RECORDS SUPPLIED START
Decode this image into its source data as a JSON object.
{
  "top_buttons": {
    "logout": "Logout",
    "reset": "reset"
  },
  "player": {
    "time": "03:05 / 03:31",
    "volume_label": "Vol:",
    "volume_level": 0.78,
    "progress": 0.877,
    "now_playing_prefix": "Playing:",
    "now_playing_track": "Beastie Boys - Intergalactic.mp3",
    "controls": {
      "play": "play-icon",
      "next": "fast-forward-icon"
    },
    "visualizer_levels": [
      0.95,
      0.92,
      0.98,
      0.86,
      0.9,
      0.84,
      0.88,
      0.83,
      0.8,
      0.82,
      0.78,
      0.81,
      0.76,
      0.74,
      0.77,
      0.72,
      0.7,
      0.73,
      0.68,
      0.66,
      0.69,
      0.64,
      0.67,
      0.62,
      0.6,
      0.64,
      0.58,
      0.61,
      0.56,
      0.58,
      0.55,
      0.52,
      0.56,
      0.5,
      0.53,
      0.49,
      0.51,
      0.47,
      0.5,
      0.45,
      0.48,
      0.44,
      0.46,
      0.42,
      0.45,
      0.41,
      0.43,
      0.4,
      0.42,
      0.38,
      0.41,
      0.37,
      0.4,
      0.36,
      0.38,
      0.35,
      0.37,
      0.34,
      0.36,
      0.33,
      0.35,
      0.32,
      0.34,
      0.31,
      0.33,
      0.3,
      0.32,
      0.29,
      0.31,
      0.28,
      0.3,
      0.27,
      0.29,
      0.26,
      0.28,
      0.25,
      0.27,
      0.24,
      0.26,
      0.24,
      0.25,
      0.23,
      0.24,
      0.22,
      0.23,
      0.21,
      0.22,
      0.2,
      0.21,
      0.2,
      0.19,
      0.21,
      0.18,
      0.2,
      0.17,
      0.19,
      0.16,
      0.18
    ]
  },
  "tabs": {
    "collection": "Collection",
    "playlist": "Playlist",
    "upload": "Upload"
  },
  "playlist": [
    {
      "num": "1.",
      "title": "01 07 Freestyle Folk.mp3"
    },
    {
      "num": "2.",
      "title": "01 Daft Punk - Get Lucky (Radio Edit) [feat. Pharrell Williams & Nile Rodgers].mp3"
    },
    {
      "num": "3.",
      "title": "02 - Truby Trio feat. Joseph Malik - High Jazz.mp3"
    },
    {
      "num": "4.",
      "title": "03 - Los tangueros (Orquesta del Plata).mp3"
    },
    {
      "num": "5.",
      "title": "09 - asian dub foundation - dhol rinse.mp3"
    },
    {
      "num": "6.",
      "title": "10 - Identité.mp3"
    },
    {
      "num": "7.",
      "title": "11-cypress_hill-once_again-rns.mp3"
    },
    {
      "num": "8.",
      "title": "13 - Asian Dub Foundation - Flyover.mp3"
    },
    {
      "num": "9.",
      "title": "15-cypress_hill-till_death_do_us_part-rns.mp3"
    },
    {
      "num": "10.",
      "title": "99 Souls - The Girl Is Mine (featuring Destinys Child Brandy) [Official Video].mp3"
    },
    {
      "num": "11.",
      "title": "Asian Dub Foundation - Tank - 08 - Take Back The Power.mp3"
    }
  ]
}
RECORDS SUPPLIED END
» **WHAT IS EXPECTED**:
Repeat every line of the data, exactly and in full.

» **PROBLEM SOLUTION**:
Decode this image into its source data as a JSON object.
{
  "top_buttons": {
    "logout": "Logout",
    "reset": "reset"
  },
  "player": {
    "time": "03:05 / 03:31",
    "volume_label": "Vol:",
    "volume_level": 0.78,
    "progress": 0.877,
    "now_playing_prefix": "Playing:",
    "now_playing_track": "Beastie Boys - Intergalactic.mp3",
    "controls": {
      "play": "play-icon",
      "next": "fast-forward-icon"
    },
    "visualizer_levels": [
      0.95,
      0.92,
      0.98,
      0.86,
      0.9,
      0.84,
      0.88,
      0.83,
      0.8,
      0.82,
      0.78,
      0.81,
      0.76,
      0.74,
      0.77,
      0.72,
      0.7,
      0.73,
      0.68,
      0.66,
      0.69,
      0.64,
      0.67,
      0.62,
      0.6,
      0.64,
      0.58,
      0.61,
      0.56,
      0.58,
      0.55,
      0.52,
      0.56,
      0.5,
      0.53,
      0.49,
      0.51,
      0.47,
      0.5,
      0.45,
      0.48,
      0.44,
      0.46,
      0.42,
      0.45,
      0.41,
      0.43,
      0.4,
      0.42,
      0.38,
      0.41,
      0.37,
      0.4,
      0.36,
      0.38,
      0.35,
      0.37,
      0.34,
      0.36,
      0.33,
      0.35,
      0.32,
      0.34,
      0.31,
      0.33,
      0.3,
      0.32,
      0.29,
      0.31,
      0.28,
      0.3,
      0.27,
      0.29,
      0.26,
      0.28,
      0.25,
      0.27,
      0.24,
      0.26,
      0.24,
      0.25,
      0.23,
      0.24,
      0.22,
      0.23,
      0.21,
      0.22,
      0.2,
      0.21,
      0.2,
      0.19,
      0.21,
      0.18,
      0.2,
      0.17,
      0.19,
      0.16,
      0.18
    ]
  },
  "tabs": {
    "collection": "Collection",
    "playlist": "Playlist",
    "upload": "Upload"
  },
  "playlist": [
    {
      "num": "1.",
      "title": "01 07 Freestyle Folk.mp3"
    },
    {
      "num": "2.",
      "title": "01 Daft Punk - Get Lucky (Radio Edit) [feat. Pharrell Williams & Nile Rodgers].mp3"
    },
    {
      "num": "3.",
      "title": "02 - Truby Trio feat. Joseph Malik - High Jazz.mp3"
    },
    {
      "num": "4.",
      "title": "03 - Los tangueros (Orquesta del Plata).mp3"
    },
    {
      "num": "5.",
      "title": "09 - asian dub foundation - dhol rinse.mp3"
    },
    {
      "num": "6.",
      "title": "10 - Identité.mp3"
    },
    {
      "num": "7.",
      "title": "11-cypress_hill-once_again-rns.mp3"
    },
    {
      "num": "8.",
      "title": "13 - Asian Dub Foundation - Flyover.mp3"
    },
    {
      "num": "9.",
      "title": "15-cypress_hill-till_death_do_us_part-rns.mp3"
    },
    {
      "num": "10.",
      "title": "99 Souls - The Girl Is Mine (featuring Destinys Child Brandy) [Official Video].mp3"
    },
    {
      "num": "11.",
      "title": "Asian Dub Foundation - Tank - 08 - Take Back The Power.mp3"
    }
  ]
}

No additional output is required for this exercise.